Go through the data below and copy each line where the word "reason" occurs.
*** Opening of THE DATA ***
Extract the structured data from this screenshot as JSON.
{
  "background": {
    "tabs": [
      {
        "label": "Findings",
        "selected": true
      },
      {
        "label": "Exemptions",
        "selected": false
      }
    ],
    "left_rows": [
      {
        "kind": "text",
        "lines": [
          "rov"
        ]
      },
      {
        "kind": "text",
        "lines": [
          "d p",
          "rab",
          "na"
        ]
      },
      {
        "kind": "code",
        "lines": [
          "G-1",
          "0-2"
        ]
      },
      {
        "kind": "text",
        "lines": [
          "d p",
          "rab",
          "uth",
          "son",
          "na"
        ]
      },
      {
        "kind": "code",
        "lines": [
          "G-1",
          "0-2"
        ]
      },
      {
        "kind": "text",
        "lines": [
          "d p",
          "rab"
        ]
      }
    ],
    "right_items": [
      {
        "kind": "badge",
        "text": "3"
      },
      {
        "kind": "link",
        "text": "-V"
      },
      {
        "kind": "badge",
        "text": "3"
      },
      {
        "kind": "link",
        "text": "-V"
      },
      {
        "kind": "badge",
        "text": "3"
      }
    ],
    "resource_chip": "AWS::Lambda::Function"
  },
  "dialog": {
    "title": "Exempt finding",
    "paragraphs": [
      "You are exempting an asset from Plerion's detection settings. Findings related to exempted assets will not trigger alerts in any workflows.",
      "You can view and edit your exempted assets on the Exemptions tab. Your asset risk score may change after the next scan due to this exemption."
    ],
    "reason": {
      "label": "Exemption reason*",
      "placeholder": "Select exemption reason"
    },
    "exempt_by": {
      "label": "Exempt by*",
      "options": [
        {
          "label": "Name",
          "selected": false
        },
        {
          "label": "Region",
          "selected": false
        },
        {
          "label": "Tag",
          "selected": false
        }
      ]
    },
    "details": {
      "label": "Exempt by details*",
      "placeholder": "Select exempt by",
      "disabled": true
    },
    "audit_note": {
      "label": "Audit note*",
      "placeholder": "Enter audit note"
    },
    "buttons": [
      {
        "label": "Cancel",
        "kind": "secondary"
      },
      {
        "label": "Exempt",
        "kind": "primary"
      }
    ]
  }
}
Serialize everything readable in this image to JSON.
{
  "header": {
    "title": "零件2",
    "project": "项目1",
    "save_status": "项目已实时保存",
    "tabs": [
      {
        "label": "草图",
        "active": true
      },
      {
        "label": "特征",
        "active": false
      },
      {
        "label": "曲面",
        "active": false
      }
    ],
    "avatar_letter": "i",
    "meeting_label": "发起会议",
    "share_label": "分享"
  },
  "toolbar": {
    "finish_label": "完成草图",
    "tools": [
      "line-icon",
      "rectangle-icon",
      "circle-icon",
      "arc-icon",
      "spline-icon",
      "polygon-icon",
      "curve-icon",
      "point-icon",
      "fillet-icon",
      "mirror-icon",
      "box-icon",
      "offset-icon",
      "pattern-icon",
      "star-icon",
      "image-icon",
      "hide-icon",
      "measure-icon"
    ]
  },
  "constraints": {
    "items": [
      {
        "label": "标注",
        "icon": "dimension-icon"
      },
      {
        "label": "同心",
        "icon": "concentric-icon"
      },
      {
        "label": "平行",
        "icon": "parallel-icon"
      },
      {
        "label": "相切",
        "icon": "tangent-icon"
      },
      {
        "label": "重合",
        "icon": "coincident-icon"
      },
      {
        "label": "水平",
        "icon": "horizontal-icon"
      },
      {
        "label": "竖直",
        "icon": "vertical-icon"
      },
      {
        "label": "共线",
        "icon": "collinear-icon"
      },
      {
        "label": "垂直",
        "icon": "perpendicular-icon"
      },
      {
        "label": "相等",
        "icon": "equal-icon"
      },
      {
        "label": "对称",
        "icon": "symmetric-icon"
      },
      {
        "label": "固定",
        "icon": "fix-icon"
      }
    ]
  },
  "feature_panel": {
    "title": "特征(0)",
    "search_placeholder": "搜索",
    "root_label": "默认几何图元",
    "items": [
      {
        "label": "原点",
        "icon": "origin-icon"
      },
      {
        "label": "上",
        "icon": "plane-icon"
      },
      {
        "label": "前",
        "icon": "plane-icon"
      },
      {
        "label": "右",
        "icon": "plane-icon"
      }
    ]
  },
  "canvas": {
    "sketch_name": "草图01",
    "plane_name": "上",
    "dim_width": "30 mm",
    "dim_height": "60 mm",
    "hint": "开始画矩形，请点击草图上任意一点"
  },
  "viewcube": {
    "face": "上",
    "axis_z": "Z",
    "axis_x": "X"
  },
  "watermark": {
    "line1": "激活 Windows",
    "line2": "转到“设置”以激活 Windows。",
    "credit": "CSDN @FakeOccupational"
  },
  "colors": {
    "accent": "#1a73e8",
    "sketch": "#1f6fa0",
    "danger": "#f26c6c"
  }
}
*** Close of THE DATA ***
REPLY TO THE TASK
    "reason": {
      "label": "Exemption reason*",
      "placeholder": "Select exemption reason"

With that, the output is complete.